_Given records_
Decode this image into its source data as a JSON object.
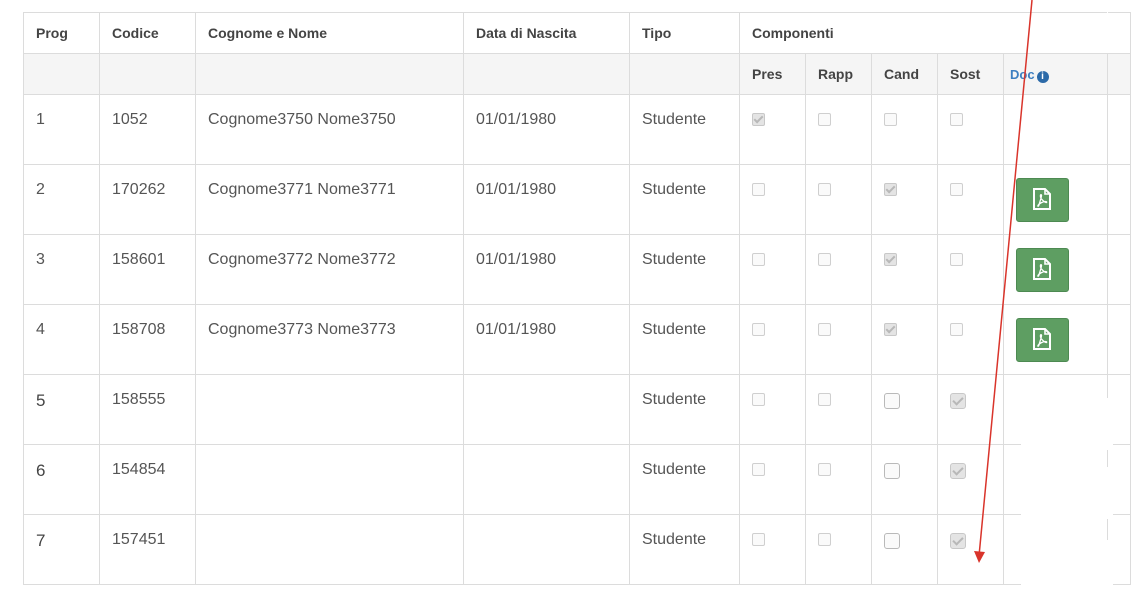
{
  "table": {
    "headers": {
      "prog": "Prog",
      "codice": "Codice",
      "cognome_nome": "Cognome e Nome",
      "data_nascita": "Data di Nascita",
      "tipo": "Tipo",
      "componenti": "Componenti"
    },
    "subheaders": {
      "pres": "Pres",
      "rapp": "Rapp",
      "cand": "Cand",
      "sost": "Sost",
      "doc": "Doc"
    },
    "rows": [
      {
        "prog": "1",
        "codice": "1052",
        "nome": "Cognome3750 Nome3750",
        "nascita": "01/01/1980",
        "tipo": "Studente",
        "pres": true,
        "rapp": false,
        "cand": false,
        "sost": false,
        "doc": false
      },
      {
        "prog": "2",
        "codice": "170262",
        "nome": "Cognome3771 Nome3771",
        "nascita": "01/01/1980",
        "tipo": "Studente",
        "pres": false,
        "rapp": false,
        "cand": true,
        "sost": false,
        "doc": true
      },
      {
        "prog": "3",
        "codice": "158601",
        "nome": "Cognome3772 Nome3772",
        "nascita": "01/01/1980",
        "tipo": "Studente",
        "pres": false,
        "rapp": false,
        "cand": true,
        "sost": false,
        "doc": true
      },
      {
        "prog": "4",
        "codice": "158708",
        "nome": "Cognome3773 Nome3773",
        "nascita": "01/01/1980",
        "tipo": "Studente",
        "pres": false,
        "rapp": false,
        "cand": true,
        "sost": false,
        "doc": true
      },
      {
        "prog": "5",
        "codice": "158555",
        "nome": "",
        "nascita": "",
        "tipo": "Studente",
        "pres": false,
        "rapp": false,
        "cand": false,
        "sost": true,
        "doc": false
      },
      {
        "prog": "6",
        "codice": "154854",
        "nome": "",
        "nascita": "",
        "tipo": "Studente",
        "pres": false,
        "rapp": false,
        "cand": false,
        "sost": true,
        "doc": false
      },
      {
        "prog": "7",
        "codice": "157451",
        "nome": "",
        "nascita": "",
        "tipo": "Studente",
        "pres": false,
        "rapp": false,
        "cand": false,
        "sost": true,
        "doc": false
      }
    ]
  },
  "icons": {
    "pdf": "pdf-icon",
    "info": "info-icon"
  },
  "colors": {
    "pdf_button": "#5e9e62",
    "doc_header": "#3d7fc1",
    "annotation_arrow": "#d9342b"
  }
}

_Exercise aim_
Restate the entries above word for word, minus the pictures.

_Task answer_
Decode this image into its source data as a JSON object.
{
  "table": {
    "headers": {
      "prog": "Prog",
      "codice": "Codice",
      "cognome_nome": "Cognome e Nome",
      "data_nascita": "Data di Nascita",
      "tipo": "Tipo",
      "componenti": "Componenti"
    },
    "subheaders": {
      "pres": "Pres",
      "rapp": "Rapp",
      "cand": "Cand",
      "sost": "Sost",
      "doc": "Doc"
    },
    "rows": [
      {
        "prog": "1",
        "codice": "1052",
        "nome": "Cognome3750 Nome3750",
        "nascita": "01/01/1980",
        "tipo": "Studente",
        "pres": true,
        "rapp": false,
        "cand": false,
        "sost": false,
        "doc": false
      },
      {
        "prog": "2",
        "codice": "170262",
        "nome": "Cognome3771 Nome3771",
        "nascita": "01/01/1980",
        "tipo": "Studente",
        "pres": false,
        "rapp": false,
        "cand": true,
        "sost": false,
        "doc": true
      },
      {
        "prog": "3",
        "codice": "158601",
        "nome": "Cognome3772 Nome3772",
        "nascita": "01/01/1980",
        "tipo": "Studente",
        "pres": false,
        "rapp": false,
        "cand": true,
        "sost": false,
        "doc": true
      },
      {
        "prog": "4",
        "codice": "158708",
        "nome": "Cognome3773 Nome3773",
        "nascita": "01/01/1980",
        "tipo": "Studente",
        "pres": false,
        "rapp": false,
        "cand": true,
        "sost": false,
        "doc": true
      },
      {
        "prog": "5",
        "codice": "158555",
        "nome": "",
        "nascita": "",
        "tipo": "Studente",
        "pres": false,
        "rapp": false,
        "cand": false,
        "sost": true,
        "doc": false
      },
      {
        "prog": "6",
        "codice": "154854",
        "nome": "",
        "nascita": "",
        "tipo": "Studente",
        "pres": false,
        "rapp": false,
        "cand": false,
        "sost": true,
        "doc": false
      },
      {
        "prog": "7",
        "codice": "157451",
        "nome": "",
        "nascita": "",
        "tipo": "Studente",
        "pres": false,
        "rapp": false,
        "cand": false,
        "sost": true,
        "doc": false
      }
    ]
  },
  "icons": {
    "pdf": "pdf-icon",
    "info": "info-icon"
  },
  "colors": {
    "pdf_button": "#5e9e62",
    "doc_header": "#3d7fc1",
    "annotation_arrow": "#d9342b"
  }
}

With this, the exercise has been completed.